So last night I watched ‘V’ for Vendetta with a friend and even though there was some definite soussing about with the event chronology, I enjoyed it. (Sidenote, I think it’s safe to say that Vertigo (on DC) is by far my favourite comic label, and any movie based on a work by Alan Moore has got to have at least some interest to it; I can’t imagine even Hollywood fucking up one of his stories completely.)
So, the movie. I’m sure you all get the gist from the trailer; I thought it was 3 parts 1984, 1 part Phantom of the Opera, and 1 part Cyrano de Bergerac. For those of you who don’t know however…
Basic plot: Britain “in the not too distant future” has become a theocracy ruled over by the power-mad High Chancellor. The whole place is swarming with closed-circuit TV and corrupt Fingermen monitoring the populace and dispensing terror at whim. One night Evey, wandering around past curfew, runs into, and is rescued from, said corrupt Fingermen, by none other than the mysterious V. Thus begins a year-long, delicate, and mostly idealogical relationship.

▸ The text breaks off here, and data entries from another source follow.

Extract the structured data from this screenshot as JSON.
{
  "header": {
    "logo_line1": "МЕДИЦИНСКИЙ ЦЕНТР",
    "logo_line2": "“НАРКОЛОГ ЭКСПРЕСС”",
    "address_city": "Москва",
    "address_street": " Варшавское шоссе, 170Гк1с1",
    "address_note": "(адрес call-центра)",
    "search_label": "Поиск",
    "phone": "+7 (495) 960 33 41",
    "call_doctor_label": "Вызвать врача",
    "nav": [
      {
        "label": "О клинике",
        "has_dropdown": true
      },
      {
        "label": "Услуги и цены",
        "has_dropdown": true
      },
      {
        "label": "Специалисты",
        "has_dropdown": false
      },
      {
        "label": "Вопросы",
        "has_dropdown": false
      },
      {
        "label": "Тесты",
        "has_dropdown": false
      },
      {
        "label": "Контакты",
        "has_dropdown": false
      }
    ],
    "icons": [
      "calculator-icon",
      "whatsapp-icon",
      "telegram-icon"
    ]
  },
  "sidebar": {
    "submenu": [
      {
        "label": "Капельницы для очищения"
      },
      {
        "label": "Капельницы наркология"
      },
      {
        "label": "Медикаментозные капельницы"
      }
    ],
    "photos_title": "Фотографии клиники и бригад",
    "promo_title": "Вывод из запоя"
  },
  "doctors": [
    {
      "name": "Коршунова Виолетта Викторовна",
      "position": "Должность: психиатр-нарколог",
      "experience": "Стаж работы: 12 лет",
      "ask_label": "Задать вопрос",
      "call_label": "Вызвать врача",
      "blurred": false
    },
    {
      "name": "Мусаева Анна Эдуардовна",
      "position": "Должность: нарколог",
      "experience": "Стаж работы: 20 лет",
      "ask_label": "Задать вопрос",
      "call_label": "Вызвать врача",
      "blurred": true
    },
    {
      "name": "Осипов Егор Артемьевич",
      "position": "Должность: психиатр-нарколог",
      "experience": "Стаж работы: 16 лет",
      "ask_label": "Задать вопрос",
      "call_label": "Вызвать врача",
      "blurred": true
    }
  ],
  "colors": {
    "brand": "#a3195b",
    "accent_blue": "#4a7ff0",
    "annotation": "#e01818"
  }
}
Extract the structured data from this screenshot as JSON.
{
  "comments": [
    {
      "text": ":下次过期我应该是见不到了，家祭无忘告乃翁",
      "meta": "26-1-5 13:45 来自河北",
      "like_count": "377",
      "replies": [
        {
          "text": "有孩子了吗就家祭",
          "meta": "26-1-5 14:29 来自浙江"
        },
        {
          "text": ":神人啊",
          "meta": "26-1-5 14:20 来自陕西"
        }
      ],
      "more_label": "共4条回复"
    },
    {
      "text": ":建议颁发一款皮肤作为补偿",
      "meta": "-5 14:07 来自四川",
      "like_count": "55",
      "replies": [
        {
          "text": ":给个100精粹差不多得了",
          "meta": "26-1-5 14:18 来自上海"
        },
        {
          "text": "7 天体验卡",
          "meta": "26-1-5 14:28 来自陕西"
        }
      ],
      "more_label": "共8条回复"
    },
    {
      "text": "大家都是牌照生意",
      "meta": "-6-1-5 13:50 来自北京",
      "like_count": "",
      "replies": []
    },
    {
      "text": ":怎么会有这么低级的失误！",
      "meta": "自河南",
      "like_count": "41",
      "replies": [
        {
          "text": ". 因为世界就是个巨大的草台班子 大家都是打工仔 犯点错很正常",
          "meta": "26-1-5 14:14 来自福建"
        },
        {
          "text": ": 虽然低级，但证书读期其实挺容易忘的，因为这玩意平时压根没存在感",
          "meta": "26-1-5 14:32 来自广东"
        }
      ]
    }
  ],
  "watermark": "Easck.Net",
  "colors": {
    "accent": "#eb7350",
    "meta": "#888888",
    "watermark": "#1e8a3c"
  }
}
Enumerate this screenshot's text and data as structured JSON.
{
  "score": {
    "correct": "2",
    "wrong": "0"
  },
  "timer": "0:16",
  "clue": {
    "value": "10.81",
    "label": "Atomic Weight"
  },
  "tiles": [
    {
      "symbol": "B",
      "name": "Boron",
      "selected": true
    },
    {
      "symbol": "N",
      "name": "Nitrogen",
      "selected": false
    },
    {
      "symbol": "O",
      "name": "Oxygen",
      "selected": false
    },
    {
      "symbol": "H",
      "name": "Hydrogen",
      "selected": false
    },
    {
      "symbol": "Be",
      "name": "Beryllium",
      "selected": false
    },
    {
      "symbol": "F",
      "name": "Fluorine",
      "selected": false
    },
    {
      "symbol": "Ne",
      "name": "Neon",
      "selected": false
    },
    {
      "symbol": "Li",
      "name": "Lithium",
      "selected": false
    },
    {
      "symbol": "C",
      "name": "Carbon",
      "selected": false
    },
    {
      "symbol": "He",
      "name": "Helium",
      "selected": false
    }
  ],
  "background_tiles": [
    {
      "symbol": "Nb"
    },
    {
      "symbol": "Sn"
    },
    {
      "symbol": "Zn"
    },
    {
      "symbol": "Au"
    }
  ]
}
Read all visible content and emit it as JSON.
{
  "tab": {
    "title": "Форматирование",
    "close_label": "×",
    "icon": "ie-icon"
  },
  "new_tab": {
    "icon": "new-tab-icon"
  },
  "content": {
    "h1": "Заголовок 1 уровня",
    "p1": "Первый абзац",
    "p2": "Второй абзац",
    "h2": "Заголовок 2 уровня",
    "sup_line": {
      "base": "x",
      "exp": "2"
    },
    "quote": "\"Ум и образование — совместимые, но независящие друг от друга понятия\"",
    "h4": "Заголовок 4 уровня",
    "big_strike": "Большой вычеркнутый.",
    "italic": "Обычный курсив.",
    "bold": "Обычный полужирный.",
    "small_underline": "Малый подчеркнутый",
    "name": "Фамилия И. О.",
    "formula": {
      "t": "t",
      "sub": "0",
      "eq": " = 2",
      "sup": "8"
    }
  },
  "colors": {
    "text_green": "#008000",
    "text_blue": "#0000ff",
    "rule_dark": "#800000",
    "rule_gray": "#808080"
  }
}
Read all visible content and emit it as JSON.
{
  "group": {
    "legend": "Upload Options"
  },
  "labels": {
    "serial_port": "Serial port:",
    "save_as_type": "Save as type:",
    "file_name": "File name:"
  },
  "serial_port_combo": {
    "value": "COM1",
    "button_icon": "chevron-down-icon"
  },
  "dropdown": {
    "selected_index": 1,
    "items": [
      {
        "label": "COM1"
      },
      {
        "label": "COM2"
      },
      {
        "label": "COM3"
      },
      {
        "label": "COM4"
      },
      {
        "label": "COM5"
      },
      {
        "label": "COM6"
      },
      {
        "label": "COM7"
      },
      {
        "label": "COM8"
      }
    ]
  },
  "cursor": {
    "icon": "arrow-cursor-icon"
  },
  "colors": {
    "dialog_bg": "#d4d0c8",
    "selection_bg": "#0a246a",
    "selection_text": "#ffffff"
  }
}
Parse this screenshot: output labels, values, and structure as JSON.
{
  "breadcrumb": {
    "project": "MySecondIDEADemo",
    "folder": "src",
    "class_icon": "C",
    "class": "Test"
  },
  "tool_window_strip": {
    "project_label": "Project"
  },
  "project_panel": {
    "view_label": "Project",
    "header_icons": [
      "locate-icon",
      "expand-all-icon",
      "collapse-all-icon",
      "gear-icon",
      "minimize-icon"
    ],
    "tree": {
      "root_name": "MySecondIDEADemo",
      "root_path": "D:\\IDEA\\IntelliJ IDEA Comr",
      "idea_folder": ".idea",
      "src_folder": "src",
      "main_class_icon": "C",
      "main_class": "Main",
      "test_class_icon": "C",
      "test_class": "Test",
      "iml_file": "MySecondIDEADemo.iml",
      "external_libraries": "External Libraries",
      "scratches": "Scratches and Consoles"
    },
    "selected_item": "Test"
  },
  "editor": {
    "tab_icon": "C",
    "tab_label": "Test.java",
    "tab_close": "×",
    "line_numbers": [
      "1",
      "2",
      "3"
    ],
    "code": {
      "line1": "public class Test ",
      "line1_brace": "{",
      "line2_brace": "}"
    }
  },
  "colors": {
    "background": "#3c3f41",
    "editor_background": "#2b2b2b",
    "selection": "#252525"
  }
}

The characters: Evey is the everywoman, the person we normal theatre-going folk can relate to for emotions. Her outrage, her helplessness, her constant war with her own fear, they’re things that — if you get into the world of the movie — should feel very easy to get a grip on. Detective Finch is also in the everyman category; we feel comfortable with his hesitance to probe too deep into the motives of his own “benevolent” government, but feel compelled, both by curiosity and the desire to Do Right. Between the two of them, the audience is pretty much covered. (Except for the up-and-coming evil villains among us, obviously, but I’m sure they can relate to some of the Chancellors.)
V, on the other hand, is a complete mystery. Or at least he is in the comics. In the movie he’s a great deal less mysterious, but still retains the important anonymous aspects. The movie played a lot with the idea of coincidence, which I thought was kind of cool, although the Wachowsky brothers tried too hard to “suggest” (by which I mean pound the audience relentlessy with) the idea of event symmetry. It cheapened Evey’s “awakening” in my opinion; film directors really need to start trusting audiences to just get it on their own. I mean, Jesus, they understood the comics, didn’t they? And the whole art of the graphic novel is that it’s understated for moments like that; that’s what makes it art.
Anyway, mini-rant aside, it was thoroughly enjoyable. It’s shouldn’t surprise anyone with the plot; it’s pretty much given away in the trailer. The movie is not a cliff-hanger, it’s a warning against complacency with bits of humanity threaded in for colour. I’d give it 8 out of 9 if you’re seeing it in theatres. I wouldn’t recommend buying it, just because the re-watch-ability of this is maybe 6.8 out of 9 at most; if you really love the characters/story, pick up the comic.